Binghamton University students don’t need to take a computer science course to learn web coding, thanks to a project started by one BU student.
HackBU was started by Daniel O’Connor, a senior majoring in computer science. It aims to teach students from various academic backgrounds about coding, to create a deeper understanding and appreciation for the software used every day.
The club also aims to increase BU’s standing among schools like Princeton University and Pennsylvania State University, which have a large, thriving computer science community. Club members are planning Binghamton’s first Hackathon from April 25-26, where teams of hackers would come together to create the best web application in a given time span.
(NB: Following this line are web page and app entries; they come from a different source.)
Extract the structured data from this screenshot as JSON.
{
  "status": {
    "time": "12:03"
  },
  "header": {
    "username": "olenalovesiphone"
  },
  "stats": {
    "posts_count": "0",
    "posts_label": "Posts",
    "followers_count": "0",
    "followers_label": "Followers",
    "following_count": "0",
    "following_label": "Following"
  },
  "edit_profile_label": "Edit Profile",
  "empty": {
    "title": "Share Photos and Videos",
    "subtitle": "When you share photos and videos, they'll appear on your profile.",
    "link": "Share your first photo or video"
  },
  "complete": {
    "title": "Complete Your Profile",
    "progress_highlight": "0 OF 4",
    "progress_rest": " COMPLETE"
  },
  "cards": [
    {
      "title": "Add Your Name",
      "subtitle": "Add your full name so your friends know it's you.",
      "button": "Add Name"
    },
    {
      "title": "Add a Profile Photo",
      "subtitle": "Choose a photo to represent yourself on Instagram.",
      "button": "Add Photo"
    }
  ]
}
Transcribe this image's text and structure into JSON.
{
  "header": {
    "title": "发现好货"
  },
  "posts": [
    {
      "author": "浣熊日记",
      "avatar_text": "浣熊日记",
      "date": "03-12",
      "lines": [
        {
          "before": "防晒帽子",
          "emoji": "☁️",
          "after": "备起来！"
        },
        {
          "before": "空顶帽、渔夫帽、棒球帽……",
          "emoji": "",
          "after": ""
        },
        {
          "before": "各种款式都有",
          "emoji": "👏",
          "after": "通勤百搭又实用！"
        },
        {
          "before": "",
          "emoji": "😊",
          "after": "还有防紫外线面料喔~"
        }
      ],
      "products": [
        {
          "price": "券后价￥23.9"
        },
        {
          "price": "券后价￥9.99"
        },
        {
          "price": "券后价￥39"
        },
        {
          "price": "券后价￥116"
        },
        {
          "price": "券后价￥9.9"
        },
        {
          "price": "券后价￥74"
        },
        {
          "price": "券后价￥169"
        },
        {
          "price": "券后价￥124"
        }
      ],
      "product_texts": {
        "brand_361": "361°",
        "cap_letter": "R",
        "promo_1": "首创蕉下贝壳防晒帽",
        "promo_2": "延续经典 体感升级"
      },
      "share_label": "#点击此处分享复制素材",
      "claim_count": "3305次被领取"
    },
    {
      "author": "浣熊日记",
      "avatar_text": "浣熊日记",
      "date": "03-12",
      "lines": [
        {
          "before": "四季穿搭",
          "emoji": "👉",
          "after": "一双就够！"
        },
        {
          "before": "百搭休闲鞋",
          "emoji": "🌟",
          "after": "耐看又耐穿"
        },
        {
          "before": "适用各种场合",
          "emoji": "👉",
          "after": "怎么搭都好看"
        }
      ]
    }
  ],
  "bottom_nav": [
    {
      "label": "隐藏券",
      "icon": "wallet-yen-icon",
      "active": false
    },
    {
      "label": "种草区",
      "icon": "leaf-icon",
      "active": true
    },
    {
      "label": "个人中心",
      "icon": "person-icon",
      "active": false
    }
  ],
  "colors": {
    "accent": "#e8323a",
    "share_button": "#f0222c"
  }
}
Besides the prizes and giveaways, participants have the chance to network with representatives from large web companies like Google and Facebook.
O’Connor said he was sitting on the idea of HackBU for a while.
“I’ve just needed some people to motivate me to actually go with it, so last semester we went to this Hackathon called MHacks at the University of Michigan,” O’Connor said. “We had about 18 Binghamton students and went for two days, took a ten-hour bus ride, and some of those students came back really excited about the Hackathon and wanted something like that at Binghamton.”
The organization hosts weekly workshops on Thursday nights to teach students about coding for free. At these workshops, students can develop personal websites and other web applications.
Adam Almonte, a junior majoring in computer science who attended this week’s HackBU workshop, praised the inception of the program.
“I think Binghamton really needed something like this, not only to help people brush up on this stuff but also to help people learn because websites are in really high demand nowadays,” Almonte said. “Technology is really taking over, and I think there is going to be a point in the future where everybody is going to be expected to know how to code, just like people nowadays are supposed to learn a foreign language.”
HackBU, however, is not just for computer science students; according to its website, two-thirds of HackBU members have no prior programming experience.
Joanie Danahy, a senior majoring in sociology, said that she wants to learn coding for the advantages it provides, especially in the job market.
“I think that knowledge is power, and so much of our society is oriented this way, the more you understand about coding the more empowered you are,” Danahy said. “Also, I feel that with hiring and for career purposes, it’s very important to have Internet presence so personally, I’m here to learn how to have my own webpage to represent myself and as a resource for networking.”
Currently, HackBU has over 500 people on its mailing list and six members on its E-Board. These members will take over HackBU when O’Connor graduates this semester, and are in contact with the Association for Computing Machinery (ACM), the computer science club on campus, about a potential partnership.
Itai Ferber has a few ideas about where he’d like to see HackBU go in the future.
“I’d love to see HackBU branch off into two groups,” Ferber said. “One dedicated to beginner students and non-CS majors who are interested in learning basic programming and web development, and another dedicated to advanced students who are interested in more advanced subjects, or additional help with their coursework.”
One of O’Connor’s biggest hopes for HackBU is to spread his passion to others within the computer science program.
“I wish that more Binghamton computer science students would realize that your GPA really isn’t everything,” O’Connor said. “I would like to see HackBU change that mentality of just studying for the test and make people actually excited about computer science, excited about programming, creating their own side projects, creating their own businesses.”